All that an identity thief needs to open credit cards in your name is your full name and your Social Security number. Then the thief can make thousands of dollars in fraudulent purchases, leaving you to cope with threatening phone calls from collection agencies and shattered credit scores when the bills are not paid.
If you learn that a credit card has been opened in your name, you are not legally responsible for the fraudulent charges, but you will have to take quick steps to stop this fraud and remove the account from your credit reports. Do the following immediately…
1. Call one of the three major credit-reporting agencies. The one you contact will pass the word to the other two. Report the fraud, and ask to have an initial fraud alert placed on your account. This will force creditors to take additional steps to confirm your identity before issuing credit in your name for the next 90 days.
2. Contact the card issuer’s fraud department. Say that you did not open this account and that you want it closed.
3. Call your police department. A police report can spur the card issuer to more quickly remove fraudulent charges from your bill.

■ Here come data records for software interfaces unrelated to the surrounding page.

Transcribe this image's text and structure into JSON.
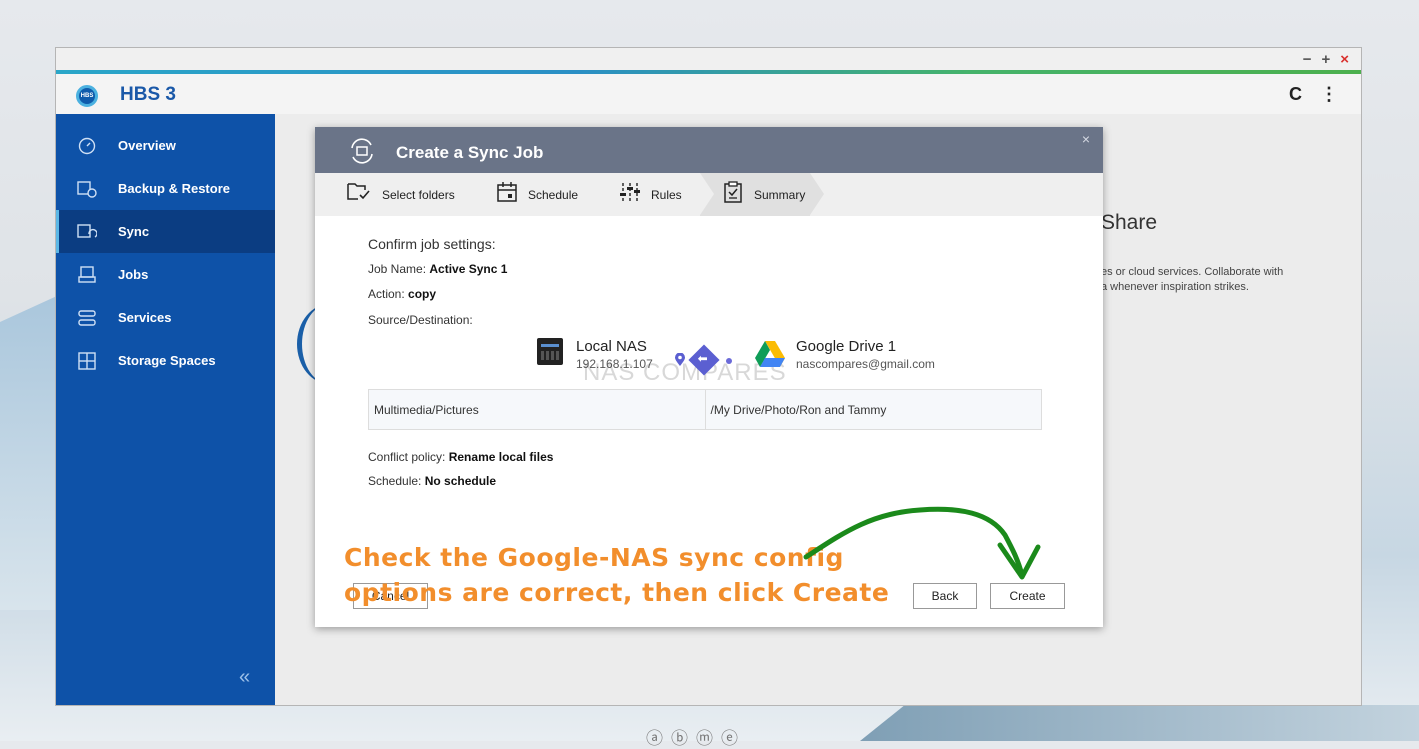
{
  "window": {
    "controls": {
      "minimize": "−",
      "maximize": "+",
      "close": "×"
    }
  },
  "app": {
    "logo_text": "HBS",
    "title": "HBS 3",
    "refresh_icon": "C",
    "menu_icon": "⋮"
  },
  "sidebar": {
    "items": [
      {
        "label": "Overview"
      },
      {
        "label": "Backup & Restore"
      },
      {
        "label": "Sync"
      },
      {
        "label": "Jobs"
      },
      {
        "label": "Services"
      },
      {
        "label": "Storage Spaces"
      }
    ],
    "collapse": "«"
  },
  "background_content": {
    "title_fragment": "Share",
    "desc_line1": "es or cloud services. Collaborate with",
    "desc_line2": "a whenever inspiration strikes."
  },
  "modal": {
    "title": "Create a Sync Job",
    "close": "×",
    "steps": [
      {
        "label": "Select folders"
      },
      {
        "label": "Schedule"
      },
      {
        "label": "Rules"
      },
      {
        "label": "Summary"
      }
    ],
    "confirm": "Confirm job settings:",
    "job_name_label": "Job Name:",
    "job_name": "Active Sync 1",
    "action_label": "Action:",
    "action": "copy",
    "source_dest_label": "Source/Destination:",
    "source": {
      "name": "Local NAS",
      "address": "192.168.1.107"
    },
    "destination": {
      "name": "Google Drive 1",
      "account": "nascompares@gmail.com"
    },
    "source_path": "Multimedia/Pictures",
    "destination_path": "/My Drive/Photo/Ron and Tammy",
    "conflict_label": "Conflict policy:",
    "conflict": "Rename local files",
    "schedule_label": "Schedule:",
    "schedule": "No schedule",
    "buttons": {
      "cancel": "Cancel",
      "back": "Back",
      "create": "Create"
    }
  },
  "watermark": "NAS COMPARES",
  "annotation": {
    "line1": "Check the Google-NAS sync config",
    "line2": "options are correct, then click Create",
    "color": "#f28e2c"
  },
  "bottom_icons": [
    "ⓐ",
    "ⓑ",
    "ⓜ",
    "ⓔ"
  ]
}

4. Contact your homeowner’s insurance company. An increasing number of insurers offer ID-theft victim assistance or coverage, usually at no additional charge. Also contact your employer’s human resources department and/or your credit union to see whether it offers an ID-theft victim assistance program. It might help you shut down additional attempts to steal your identity and/or compensate you for out-of-pocket expenses.

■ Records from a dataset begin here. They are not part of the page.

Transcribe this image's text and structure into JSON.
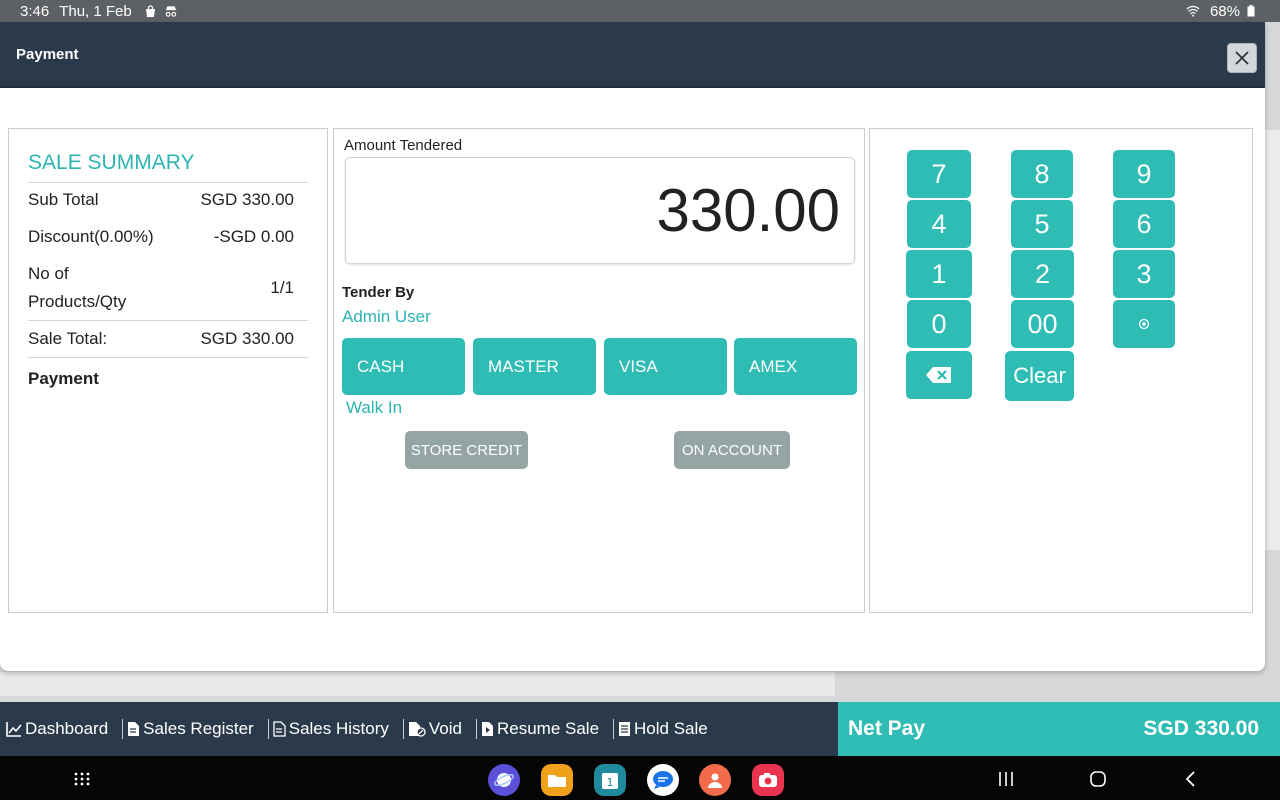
{
  "status_bar": {
    "time": "3:46",
    "date": "Thu, 1 Feb",
    "battery": "68%"
  },
  "modal": {
    "title": "Payment",
    "close_icon": "close-icon"
  },
  "sale_summary": {
    "title": "SALE SUMMARY",
    "sub_total_label": "Sub Total",
    "sub_total_value": "SGD 330.00",
    "discount_label": "Discount(0.00%)",
    "discount_value": "-SGD 0.00",
    "products_label_line1": "No of",
    "products_label_line2": "Products/Qty",
    "products_value": "1/1",
    "sale_total_label": "Sale Total:",
    "sale_total_value": "SGD 330.00",
    "payment_label": "Payment"
  },
  "tender": {
    "amount_label": "Amount Tendered",
    "amount_value": "330.00",
    "tender_by_label": "Tender By",
    "tender_by_user": "Admin User",
    "methods": [
      "CASH",
      "MASTER",
      "VISA",
      "AMEX"
    ],
    "customer": "Walk In",
    "store_credit": "STORE CREDIT",
    "on_account": "ON ACCOUNT"
  },
  "keypad": {
    "keys": [
      "7",
      "8",
      "9",
      "4",
      "5",
      "6",
      "1",
      "2",
      "3",
      "0",
      "00"
    ],
    "clear": "Clear",
    "decimal_icon": "dot-icon",
    "backspace_icon": "backspace-icon"
  },
  "bottom_nav": {
    "dashboard": "Dashboard",
    "sales_register": "Sales Register",
    "sales_history": "Sales History",
    "void": "Void",
    "resume_sale": "Resume Sale",
    "hold_sale": "Hold Sale"
  },
  "net_pay": {
    "label": "Net Pay",
    "value": "SGD 330.00"
  },
  "colors": {
    "accent": "#2ebcb4",
    "header": "#2b3a4b",
    "muted_button": "#95a5a4"
  }
}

5. Freeze your credit before your 90-day fraud-alert period expires. If a credit card account has been opened in your name, your Social Security number is in the hands of at least one ID thief. The best way to prevent additional fraudulent accounts from being opened in your name is to permanently freeze your credit with each of the three major credit-reporting agencies—Equifax (www.Freeze.Equifax.com)…Experian (Experian.com/freeze/center.html)…and TransUnion (TransUnion.com/credit-freeze/place-credit-freeze).
Freezing or unfreezing a report may cost up to $10 but usually is free for victims of ID theft and/or seniors—either age 62 or age 65. (The fee and age for seniors vary by state.)
Tip: When you want to apply for credit after triggering a freeze, ask the lender or credit card issuer which credit-reporting agency it uses and then unfreeze only that agency’s credit report. Then refreeze it once your application is approved.
Or request a onetime-use PIN or code from the agency and provide this to a lender so that only it can access your report. Only mortgage lenders typically check all three credit reports.